• **The problem**: Isolate every line in the data with the string "giving" and copy it.

• **Input**:
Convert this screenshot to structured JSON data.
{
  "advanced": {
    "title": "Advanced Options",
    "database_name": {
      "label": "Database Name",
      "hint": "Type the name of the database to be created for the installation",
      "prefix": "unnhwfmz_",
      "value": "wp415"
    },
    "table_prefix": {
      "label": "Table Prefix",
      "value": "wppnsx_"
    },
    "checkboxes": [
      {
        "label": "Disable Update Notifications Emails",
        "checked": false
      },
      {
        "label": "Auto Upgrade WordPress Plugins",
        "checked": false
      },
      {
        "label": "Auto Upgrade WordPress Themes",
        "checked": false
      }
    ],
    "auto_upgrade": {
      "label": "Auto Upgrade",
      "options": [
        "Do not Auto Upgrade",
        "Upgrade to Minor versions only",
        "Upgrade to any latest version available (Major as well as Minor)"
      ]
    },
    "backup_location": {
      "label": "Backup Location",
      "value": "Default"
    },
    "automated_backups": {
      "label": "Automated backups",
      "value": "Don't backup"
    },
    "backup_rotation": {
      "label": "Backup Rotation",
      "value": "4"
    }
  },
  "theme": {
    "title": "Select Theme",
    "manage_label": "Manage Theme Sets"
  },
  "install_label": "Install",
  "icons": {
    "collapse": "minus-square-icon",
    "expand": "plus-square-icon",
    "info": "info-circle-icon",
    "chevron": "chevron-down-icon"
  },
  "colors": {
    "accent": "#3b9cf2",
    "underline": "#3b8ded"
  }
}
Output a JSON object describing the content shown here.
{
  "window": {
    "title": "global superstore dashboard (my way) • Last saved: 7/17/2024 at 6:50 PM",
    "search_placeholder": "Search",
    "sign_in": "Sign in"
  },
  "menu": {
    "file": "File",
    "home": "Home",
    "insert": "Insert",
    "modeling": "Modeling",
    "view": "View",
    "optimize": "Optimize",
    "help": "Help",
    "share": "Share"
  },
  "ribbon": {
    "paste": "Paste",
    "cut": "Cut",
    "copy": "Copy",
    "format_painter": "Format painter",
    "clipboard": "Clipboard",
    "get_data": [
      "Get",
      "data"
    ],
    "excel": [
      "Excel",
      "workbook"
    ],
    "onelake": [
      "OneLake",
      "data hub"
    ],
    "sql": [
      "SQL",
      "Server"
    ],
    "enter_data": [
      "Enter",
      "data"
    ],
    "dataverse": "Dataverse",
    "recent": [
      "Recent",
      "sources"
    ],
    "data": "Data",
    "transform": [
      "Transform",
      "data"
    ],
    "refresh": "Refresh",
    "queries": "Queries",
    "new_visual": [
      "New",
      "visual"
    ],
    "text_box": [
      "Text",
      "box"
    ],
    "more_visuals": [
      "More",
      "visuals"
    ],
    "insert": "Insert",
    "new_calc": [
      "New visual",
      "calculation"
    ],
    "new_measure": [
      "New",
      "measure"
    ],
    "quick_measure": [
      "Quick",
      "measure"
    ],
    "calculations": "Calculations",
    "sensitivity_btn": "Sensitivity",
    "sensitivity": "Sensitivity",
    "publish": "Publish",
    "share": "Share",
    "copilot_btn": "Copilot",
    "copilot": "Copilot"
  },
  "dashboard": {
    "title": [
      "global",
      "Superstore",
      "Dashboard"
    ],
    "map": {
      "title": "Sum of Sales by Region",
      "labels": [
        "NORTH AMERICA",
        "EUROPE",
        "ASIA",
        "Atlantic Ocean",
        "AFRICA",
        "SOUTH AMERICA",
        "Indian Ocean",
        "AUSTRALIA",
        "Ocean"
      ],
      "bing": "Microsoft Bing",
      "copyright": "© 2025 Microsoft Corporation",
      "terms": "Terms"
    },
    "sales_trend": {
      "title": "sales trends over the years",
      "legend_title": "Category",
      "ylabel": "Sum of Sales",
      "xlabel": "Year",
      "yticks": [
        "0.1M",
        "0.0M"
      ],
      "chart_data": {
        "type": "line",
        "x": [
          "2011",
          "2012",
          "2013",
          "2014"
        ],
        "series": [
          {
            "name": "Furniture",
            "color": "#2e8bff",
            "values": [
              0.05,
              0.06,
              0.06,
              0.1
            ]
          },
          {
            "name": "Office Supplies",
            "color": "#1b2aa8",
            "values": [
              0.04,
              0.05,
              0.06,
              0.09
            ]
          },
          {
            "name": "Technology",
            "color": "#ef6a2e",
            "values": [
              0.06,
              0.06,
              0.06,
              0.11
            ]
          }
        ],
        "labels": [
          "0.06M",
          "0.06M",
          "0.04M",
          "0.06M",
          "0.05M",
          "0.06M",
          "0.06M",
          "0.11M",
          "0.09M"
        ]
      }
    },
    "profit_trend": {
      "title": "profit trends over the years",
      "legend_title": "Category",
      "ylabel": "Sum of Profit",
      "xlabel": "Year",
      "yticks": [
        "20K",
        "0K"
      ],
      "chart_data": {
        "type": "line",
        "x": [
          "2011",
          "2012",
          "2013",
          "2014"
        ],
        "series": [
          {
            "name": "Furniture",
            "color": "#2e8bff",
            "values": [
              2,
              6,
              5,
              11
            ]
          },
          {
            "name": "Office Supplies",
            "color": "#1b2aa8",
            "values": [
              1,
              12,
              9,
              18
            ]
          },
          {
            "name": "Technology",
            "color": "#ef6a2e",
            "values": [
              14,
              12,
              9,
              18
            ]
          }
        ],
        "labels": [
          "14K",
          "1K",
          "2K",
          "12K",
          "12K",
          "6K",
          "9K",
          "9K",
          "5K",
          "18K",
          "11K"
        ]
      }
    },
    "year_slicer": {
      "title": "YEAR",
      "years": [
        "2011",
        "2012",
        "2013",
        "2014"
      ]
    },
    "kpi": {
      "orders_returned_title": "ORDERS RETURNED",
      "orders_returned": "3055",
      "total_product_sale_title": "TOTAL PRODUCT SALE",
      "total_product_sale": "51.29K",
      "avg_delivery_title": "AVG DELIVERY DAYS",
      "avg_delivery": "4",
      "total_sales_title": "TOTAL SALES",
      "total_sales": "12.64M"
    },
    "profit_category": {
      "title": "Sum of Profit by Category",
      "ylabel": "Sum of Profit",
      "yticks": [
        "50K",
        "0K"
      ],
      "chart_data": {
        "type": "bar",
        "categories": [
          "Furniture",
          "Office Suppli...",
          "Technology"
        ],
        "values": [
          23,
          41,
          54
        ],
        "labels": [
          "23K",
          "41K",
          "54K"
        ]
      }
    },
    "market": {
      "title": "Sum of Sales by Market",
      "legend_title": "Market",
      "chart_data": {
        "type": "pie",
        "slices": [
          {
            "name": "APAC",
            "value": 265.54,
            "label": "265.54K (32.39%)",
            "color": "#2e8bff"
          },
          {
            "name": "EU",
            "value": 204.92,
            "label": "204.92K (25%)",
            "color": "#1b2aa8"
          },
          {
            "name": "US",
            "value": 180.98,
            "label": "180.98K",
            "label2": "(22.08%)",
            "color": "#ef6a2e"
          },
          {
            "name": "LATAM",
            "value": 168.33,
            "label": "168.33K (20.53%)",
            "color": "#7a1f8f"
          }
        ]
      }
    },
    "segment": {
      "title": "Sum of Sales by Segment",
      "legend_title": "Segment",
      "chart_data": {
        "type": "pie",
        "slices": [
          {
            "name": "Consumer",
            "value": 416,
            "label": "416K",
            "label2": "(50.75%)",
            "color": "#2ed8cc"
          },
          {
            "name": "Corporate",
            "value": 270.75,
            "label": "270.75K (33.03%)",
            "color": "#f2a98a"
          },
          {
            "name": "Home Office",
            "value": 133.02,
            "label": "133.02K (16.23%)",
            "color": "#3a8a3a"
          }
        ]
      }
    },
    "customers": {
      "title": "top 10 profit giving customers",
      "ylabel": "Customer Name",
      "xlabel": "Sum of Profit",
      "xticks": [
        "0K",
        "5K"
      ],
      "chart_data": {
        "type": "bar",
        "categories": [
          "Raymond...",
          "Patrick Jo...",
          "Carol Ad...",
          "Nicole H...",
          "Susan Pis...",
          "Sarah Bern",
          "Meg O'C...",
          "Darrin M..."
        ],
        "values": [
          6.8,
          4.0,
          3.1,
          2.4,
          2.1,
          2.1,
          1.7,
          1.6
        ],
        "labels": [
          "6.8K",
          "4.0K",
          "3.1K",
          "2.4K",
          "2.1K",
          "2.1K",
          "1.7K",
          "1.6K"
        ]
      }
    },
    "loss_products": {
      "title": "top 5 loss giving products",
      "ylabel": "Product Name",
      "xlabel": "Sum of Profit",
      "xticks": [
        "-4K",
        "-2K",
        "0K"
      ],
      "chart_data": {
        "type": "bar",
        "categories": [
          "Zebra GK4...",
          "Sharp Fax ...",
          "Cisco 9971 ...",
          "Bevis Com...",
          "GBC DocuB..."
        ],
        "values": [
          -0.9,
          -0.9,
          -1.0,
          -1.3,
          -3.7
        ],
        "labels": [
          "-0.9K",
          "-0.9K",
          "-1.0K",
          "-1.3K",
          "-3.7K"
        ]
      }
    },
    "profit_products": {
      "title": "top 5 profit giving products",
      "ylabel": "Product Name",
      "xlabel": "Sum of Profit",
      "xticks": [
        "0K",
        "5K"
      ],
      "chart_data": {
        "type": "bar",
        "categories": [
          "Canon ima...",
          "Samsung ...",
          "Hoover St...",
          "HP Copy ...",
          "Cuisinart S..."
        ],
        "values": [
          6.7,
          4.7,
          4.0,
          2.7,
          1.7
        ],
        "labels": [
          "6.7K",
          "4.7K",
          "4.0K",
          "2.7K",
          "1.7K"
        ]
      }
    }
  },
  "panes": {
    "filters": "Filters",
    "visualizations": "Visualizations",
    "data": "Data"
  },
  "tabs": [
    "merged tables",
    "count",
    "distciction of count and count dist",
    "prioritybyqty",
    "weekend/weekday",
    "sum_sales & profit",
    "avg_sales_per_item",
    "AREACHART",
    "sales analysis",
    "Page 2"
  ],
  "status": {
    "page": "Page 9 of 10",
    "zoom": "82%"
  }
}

• **Task output**:
      "title": "top 10 profit giving customers",
      "title": "top 5 loss giving products",
      "title": "top 5 profit giving products",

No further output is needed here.